- [What to work on]
Your answer should be every line with the word "esta", copied from the data below.

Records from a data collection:
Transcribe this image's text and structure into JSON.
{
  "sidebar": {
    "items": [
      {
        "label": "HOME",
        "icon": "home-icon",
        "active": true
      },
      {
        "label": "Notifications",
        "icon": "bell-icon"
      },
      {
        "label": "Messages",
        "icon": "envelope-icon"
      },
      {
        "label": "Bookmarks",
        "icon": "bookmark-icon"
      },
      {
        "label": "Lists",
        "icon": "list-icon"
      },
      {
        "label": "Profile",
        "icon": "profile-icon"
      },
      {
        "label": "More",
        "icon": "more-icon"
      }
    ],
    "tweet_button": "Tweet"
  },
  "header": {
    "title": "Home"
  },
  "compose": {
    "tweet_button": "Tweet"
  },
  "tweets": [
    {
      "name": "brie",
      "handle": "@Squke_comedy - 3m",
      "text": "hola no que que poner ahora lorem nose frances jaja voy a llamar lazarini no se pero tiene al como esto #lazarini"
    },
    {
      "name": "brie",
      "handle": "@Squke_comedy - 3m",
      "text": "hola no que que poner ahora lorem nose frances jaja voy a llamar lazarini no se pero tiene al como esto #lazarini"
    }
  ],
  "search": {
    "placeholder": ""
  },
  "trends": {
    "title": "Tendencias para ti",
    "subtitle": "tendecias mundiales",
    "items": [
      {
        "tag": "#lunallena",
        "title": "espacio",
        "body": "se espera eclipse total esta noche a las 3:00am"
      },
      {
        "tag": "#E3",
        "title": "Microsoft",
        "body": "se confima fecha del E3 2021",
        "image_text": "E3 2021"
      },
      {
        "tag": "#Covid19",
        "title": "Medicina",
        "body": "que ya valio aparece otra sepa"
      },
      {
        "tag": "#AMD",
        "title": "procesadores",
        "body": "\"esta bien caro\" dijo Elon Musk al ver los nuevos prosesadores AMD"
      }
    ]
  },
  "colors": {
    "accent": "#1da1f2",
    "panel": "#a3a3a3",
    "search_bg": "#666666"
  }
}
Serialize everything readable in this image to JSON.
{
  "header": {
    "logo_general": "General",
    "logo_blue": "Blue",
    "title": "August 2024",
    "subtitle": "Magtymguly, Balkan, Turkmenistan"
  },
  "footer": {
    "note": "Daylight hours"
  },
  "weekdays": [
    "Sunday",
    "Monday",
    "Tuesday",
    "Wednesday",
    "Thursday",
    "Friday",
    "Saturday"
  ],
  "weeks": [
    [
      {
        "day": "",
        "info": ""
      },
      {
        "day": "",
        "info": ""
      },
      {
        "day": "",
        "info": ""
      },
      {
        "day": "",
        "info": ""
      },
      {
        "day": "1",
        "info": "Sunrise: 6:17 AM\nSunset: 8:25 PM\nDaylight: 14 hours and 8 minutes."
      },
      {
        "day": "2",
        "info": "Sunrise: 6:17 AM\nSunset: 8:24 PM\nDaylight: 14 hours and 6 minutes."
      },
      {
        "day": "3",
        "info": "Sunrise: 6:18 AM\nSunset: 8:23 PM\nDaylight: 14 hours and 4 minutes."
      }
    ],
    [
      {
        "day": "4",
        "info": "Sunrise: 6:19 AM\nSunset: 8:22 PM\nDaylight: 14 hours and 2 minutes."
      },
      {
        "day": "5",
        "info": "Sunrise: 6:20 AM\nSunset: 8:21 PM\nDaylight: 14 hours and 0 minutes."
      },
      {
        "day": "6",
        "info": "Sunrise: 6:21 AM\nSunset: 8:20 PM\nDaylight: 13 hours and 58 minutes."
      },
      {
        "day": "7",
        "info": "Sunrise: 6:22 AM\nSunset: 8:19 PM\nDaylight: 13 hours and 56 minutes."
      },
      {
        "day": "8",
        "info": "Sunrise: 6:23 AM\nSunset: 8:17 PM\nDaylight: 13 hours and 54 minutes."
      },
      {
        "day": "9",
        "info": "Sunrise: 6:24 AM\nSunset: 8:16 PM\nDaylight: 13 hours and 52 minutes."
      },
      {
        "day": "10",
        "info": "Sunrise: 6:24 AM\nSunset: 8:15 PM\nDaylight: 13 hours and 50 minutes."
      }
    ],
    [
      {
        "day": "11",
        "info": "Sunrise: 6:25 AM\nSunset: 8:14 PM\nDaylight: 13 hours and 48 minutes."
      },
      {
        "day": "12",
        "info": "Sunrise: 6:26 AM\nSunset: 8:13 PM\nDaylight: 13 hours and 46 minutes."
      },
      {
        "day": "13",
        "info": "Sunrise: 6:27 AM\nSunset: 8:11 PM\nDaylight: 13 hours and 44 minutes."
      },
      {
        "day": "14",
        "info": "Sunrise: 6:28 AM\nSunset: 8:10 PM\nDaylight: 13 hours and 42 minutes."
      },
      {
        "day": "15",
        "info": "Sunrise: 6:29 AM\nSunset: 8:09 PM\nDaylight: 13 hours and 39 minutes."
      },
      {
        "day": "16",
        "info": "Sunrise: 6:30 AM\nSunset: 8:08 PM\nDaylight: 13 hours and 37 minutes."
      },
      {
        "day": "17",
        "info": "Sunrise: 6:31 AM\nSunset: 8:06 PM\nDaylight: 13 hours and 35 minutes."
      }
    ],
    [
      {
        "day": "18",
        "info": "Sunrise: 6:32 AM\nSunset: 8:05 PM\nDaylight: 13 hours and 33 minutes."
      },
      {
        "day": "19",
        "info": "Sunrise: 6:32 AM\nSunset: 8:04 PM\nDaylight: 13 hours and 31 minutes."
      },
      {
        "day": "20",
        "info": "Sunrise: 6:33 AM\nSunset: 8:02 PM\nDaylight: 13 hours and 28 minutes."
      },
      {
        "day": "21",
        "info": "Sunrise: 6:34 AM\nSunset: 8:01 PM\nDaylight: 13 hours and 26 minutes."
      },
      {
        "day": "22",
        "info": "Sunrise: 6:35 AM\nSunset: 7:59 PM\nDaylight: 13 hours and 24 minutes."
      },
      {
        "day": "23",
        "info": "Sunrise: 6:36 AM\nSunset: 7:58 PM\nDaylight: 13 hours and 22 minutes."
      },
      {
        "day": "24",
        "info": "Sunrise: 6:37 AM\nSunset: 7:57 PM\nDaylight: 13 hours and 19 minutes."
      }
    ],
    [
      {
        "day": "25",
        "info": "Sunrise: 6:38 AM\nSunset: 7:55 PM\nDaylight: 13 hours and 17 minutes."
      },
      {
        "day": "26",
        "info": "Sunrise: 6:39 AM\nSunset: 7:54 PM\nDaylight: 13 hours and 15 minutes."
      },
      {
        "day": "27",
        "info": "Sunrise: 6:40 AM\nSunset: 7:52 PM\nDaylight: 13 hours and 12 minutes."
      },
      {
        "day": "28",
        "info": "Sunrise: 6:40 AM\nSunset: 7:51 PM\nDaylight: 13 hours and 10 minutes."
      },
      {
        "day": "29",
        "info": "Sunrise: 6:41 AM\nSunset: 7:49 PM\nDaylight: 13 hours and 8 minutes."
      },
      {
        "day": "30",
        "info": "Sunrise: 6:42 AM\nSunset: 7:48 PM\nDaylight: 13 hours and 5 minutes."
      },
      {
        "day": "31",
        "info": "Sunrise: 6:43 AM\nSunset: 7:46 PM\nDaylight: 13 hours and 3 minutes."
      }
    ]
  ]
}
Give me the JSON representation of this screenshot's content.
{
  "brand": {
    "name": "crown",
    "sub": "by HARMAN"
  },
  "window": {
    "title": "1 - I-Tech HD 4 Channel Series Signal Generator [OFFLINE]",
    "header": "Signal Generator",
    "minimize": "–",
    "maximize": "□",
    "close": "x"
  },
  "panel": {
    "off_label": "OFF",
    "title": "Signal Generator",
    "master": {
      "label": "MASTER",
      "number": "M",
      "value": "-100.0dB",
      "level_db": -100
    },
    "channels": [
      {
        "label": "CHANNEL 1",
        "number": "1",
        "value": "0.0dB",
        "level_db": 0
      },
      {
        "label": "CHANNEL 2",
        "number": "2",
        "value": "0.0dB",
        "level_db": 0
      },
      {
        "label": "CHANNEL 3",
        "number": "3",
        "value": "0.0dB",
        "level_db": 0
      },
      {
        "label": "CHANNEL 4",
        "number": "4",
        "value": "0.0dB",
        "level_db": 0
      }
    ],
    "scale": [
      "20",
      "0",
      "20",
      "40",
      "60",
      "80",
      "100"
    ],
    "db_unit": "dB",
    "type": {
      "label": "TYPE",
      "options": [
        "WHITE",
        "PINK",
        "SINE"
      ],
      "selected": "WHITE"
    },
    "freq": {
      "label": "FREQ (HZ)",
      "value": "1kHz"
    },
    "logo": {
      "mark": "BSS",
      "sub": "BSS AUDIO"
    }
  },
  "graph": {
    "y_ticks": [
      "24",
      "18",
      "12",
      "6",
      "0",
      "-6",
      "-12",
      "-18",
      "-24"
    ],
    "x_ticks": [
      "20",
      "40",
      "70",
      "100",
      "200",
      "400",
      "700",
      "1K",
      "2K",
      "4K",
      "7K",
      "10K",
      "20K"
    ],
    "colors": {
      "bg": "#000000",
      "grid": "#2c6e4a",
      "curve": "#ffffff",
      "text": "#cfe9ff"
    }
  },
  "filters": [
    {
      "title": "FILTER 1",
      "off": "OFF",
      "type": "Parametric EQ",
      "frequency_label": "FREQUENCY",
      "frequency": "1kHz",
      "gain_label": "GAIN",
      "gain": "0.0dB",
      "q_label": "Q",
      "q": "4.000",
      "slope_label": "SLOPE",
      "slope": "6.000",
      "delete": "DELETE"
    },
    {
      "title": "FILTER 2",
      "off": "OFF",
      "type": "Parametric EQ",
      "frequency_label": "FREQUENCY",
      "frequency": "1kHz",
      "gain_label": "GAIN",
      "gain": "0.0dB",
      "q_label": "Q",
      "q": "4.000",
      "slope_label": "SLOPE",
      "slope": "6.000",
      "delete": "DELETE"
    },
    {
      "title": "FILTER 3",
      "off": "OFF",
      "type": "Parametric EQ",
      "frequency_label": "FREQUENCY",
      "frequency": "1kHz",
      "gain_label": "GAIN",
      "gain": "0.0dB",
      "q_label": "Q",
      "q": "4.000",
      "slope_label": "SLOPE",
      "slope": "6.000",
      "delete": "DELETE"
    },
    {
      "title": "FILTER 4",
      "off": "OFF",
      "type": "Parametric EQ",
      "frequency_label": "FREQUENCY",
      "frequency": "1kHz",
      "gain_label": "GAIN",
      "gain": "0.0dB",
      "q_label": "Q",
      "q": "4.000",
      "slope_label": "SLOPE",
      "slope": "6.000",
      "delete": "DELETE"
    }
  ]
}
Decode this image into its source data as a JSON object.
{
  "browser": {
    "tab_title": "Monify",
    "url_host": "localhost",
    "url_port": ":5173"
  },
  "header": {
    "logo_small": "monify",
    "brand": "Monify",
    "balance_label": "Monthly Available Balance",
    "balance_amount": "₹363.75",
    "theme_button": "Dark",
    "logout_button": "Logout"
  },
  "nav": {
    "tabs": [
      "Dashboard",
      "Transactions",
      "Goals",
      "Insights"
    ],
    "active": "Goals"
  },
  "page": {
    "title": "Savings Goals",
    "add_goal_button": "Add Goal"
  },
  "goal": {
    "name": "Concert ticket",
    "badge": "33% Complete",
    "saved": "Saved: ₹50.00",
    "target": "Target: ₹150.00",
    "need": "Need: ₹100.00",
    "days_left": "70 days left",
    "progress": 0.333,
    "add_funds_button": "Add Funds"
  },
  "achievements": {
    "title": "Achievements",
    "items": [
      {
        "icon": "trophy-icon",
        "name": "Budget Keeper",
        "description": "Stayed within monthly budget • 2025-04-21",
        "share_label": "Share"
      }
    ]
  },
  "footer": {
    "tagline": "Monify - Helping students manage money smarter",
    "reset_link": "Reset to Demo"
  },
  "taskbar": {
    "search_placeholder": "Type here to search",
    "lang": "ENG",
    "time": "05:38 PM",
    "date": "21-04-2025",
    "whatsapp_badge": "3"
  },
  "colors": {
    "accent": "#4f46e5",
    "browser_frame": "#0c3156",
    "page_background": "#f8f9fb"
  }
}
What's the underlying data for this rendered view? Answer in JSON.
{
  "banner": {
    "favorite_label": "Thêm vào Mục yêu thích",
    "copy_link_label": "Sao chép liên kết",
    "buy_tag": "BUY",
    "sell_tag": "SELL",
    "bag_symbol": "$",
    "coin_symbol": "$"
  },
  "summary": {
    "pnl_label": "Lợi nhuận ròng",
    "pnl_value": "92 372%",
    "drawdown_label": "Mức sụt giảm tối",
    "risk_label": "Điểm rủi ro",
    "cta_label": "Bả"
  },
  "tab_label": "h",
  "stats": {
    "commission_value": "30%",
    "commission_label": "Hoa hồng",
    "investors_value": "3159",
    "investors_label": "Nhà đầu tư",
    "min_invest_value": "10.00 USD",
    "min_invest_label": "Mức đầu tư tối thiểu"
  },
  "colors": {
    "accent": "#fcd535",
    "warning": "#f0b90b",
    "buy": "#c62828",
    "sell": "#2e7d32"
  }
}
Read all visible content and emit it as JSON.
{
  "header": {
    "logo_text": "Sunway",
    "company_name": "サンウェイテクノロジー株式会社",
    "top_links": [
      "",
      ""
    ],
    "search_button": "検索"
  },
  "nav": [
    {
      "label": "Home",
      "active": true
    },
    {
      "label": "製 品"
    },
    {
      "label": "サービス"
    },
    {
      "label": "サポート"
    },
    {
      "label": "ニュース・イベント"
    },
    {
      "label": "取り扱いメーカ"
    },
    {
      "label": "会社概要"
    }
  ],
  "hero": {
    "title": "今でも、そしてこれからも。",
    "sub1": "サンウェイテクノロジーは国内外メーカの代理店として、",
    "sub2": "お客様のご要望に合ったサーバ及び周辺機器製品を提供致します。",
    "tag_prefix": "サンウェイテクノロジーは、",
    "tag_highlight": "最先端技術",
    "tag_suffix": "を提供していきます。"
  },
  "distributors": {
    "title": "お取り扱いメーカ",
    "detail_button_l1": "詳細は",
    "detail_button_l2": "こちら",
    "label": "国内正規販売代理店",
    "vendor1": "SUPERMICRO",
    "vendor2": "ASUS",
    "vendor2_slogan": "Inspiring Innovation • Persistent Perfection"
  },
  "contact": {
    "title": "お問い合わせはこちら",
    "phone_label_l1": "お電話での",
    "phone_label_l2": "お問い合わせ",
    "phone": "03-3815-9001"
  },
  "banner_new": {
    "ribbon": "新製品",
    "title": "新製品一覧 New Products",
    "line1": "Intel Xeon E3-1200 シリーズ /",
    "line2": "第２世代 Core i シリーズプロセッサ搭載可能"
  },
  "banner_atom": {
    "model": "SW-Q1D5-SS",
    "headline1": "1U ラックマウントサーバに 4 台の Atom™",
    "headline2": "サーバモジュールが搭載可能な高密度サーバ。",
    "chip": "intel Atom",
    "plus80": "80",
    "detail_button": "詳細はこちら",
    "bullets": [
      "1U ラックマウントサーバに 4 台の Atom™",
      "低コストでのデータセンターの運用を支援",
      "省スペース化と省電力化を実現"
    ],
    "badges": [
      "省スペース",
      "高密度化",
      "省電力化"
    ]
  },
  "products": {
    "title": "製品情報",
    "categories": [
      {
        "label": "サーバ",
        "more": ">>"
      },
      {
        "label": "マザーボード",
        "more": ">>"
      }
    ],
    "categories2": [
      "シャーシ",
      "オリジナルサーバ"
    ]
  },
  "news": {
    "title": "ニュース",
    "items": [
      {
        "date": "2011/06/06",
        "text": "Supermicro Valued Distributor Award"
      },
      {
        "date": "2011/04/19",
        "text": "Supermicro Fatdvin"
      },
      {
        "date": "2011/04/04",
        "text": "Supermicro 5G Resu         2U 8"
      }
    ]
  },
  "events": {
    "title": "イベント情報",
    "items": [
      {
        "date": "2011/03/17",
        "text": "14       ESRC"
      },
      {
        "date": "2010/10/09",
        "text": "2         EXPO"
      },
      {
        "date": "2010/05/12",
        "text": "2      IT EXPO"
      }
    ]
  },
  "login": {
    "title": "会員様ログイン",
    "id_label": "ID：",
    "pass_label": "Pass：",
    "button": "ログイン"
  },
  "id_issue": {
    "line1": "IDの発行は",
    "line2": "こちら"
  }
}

- [Response area]
        "body": "se espera eclipse total esta noche a las 3:00am"
        "body": "\"esta bien caro\" dijo Elon Musk al ver los nuevos prosesadores AMD"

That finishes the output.